The brand engagement index measures the inverse: how responsive are industries to inbound messages from their customers sent via social media? Utilities, banking and finance, and automotive ranked high here, while government, real estate, and entertainment industries were decidedly less likely to engage with their customers on social media.

While the sheer growth of Twitter and FB's reach is impressive - the Sprout study cites growth of 20% of the collective user base of Twitter and Facebook in the past twelve months, to more than 1.4 billion users - it is the growth of the level of engagement where the real story lies. The Index shows a 175% increase in the number of messages requiring an answer or attention from a brand on those two platforms over the same time span. Caravella says that jump comes, at least in part, because brands are inviting those conversations. "Brands want it," he explains, "because they realize that there are brand-related conversations happening all over social media channels, and they want to be a part of them."

The most eye opening statistics in the study, however, are the one that measures what brands do with that increased level of consumer engagement. Sprout found that average brand response rates fell to below 20% during Q3 2013, and response times increased during 2013 from an average of 10.9 hours to 11.3 hours. As Sprout Social CEO Justyn Howard pointed out, "A 20% response rate to messages requiring attention means that four out of five consumer inquiries go unanswered. This would not be tolerated in traditional channels like phone and email and is not a sustainable practice."

So as the social media engagement story shifts rapidly to a customer service play, how can brands keep up? Sprout's report includes seven keys to improved customer care, from staffing for experience to streamlining departments and decoupling response times from a customer's perceived social influence. Caravella says that building for responsiveness is the most important practice. "You have to have the mentality that this is a two-way conversation," he says. "It's a strategic shift, but a foundational one."

As Caravella points out, "Everyone gets the same number of characters to communicate.
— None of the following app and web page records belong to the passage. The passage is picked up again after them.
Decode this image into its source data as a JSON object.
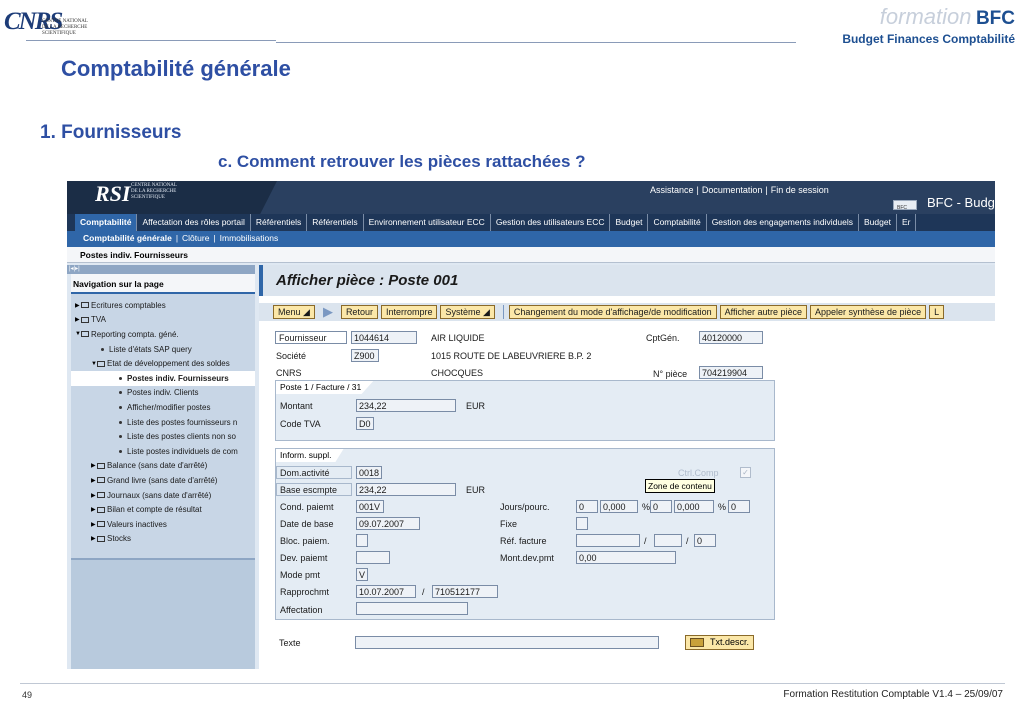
{
  "slide": {
    "logo_mark": "CNRS",
    "logo_text_1": "CENTRE NATIONAL",
    "logo_text_2": "DE LA RECHERCHE",
    "logo_text_3": "SCIENTIFIQUE",
    "brand_formation": "formation",
    "brand_bfc": "BFC",
    "brand_sub": "Budget Finances Comptabilité",
    "title": "Comptabilité générale",
    "section": "1. Fournisseurs",
    "subsection": "c. Comment retrouver les pièces rattachées ?",
    "page_number": "49",
    "footer": "Formation Restitution Comptable V1.4 – 25/09/07"
  },
  "sap": {
    "logo": "RSI",
    "logo_text_1": "CENTRE NATIONAL",
    "logo_text_2": "DE LA RECHERCHE",
    "logo_text_3": "SCIENTIFIQUE",
    "links": [
      "Assistance",
      "Documentation",
      "Fin de session"
    ],
    "app_icon": "BFC",
    "app_title": "BFC - Budg",
    "tabs": [
      "Comptabilité",
      "Affectation des rôles portail",
      "Référentiels",
      "Référentiels",
      "Environnement utilisateur ECC",
      "Gestion des utilisateurs ECC",
      "Budget",
      "Comptabilité",
      "Gestion des engagements individuels",
      "Budget",
      "Er"
    ],
    "subtabs": [
      "Comptabilité générale",
      "Clôture",
      "Immobilisations"
    ],
    "breadcrumb": "Postes indiv. Fournisseurs",
    "nav_strip": "|◂|▸|",
    "nav_title": "Navigation sur la page",
    "nav_items": [
      "Ecritures comptables",
      "TVA",
      "Reporting compta. géné.",
      "Liste d'états SAP query",
      "Etat de développement des soldes",
      "Postes indiv. Fournisseurs",
      "Postes indiv. Clients",
      "Afficher/modifier postes",
      "Liste des postes fournisseurs n",
      "Liste des postes clients non so",
      "Liste postes individuels de com",
      "Balance (sans date d'arrêté)",
      "Grand livre (sans date d'arrêté)",
      "Journaux (sans date d'arrêté)",
      "Bilan et compte de résultat",
      "Valeurs inactives",
      "Stocks"
    ],
    "content_title": "Afficher pièce : Poste 001",
    "toolbar": {
      "menu": "Menu",
      "back": "Retour",
      "cancel": "Interrompre",
      "system": "Système",
      "change_mode": "Changement du mode d'affichage/de modification",
      "other_doc": "Afficher autre pièce",
      "synthesis": "Appeler synthèse de pièce",
      "more": "L"
    },
    "header_fields": {
      "fournisseur_label": "Fournisseur",
      "fournisseur_value": "1044614",
      "fournisseur_name": "AIR LIQUIDE",
      "cptgen_label": "CptGén.",
      "cptgen_value": "40120000",
      "societe_label": "Société",
      "societe_value": "Z900",
      "address": "1015 ROUTE DE LABEUVRIERE B.P. 2",
      "company_name": "CNRS",
      "city": "CHOCQUES",
      "piece_label": "N° pièce",
      "piece_value": "704219904"
    },
    "poste_group": {
      "title": "Poste 1 / Facture / 31",
      "montant_label": "Montant",
      "montant_value": "234,22",
      "montant_currency": "EUR",
      "tva_label": "Code TVA",
      "tva_value": "D0"
    },
    "inform_group": {
      "title": "Inform. suppl.",
      "dom_activite_label": "Dom.activité",
      "dom_activite_value": "0018",
      "ctrl_comp_label": "Ctrl.Comp",
      "tooltip": "Zone de contenu",
      "base_escompte_label": "Base escmpte",
      "base_escompte_value": "234,22",
      "base_escompte_currency": "EUR",
      "cond_paiement_label": "Cond. paiemt",
      "cond_paiement_value": "001V",
      "jours_label": "Jours/pourc.",
      "jours_1": "0",
      "pourc_1": "0,000",
      "pct_1": "%",
      "jours_2": "0",
      "pourc_2": "0,000",
      "pct_2": "%",
      "jours_3": "0",
      "date_base_label": "Date de base",
      "date_base_value": "09.07.2007",
      "fixe_label": "Fixe",
      "bloc_label": "Bloc. paiem.",
      "ref_facture_label": "Réf. facture",
      "ref_sep_1": "/",
      "ref_sep_2": "/",
      "ref_value_3": "0",
      "dev_paiement_label": "Dev. paiemt",
      "mont_dev_label": "Mont.dev.pmt",
      "mont_dev_value": "0,00",
      "mode_pmt_label": "Mode pmt",
      "mode_pmt_value": "V",
      "rapprochement_label": "Rapprochmt",
      "rapprochement_date": "10.07.2007",
      "rapprochement_sep": "/",
      "rapprochement_value": "710512177",
      "affectation_label": "Affectation",
      "texte_label": "Texte",
      "txt_descr": "Txt.descr."
    }
  }
}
For the first time, there is equal status between brands and the consumer."

(Image courtesy of Shutterstock.)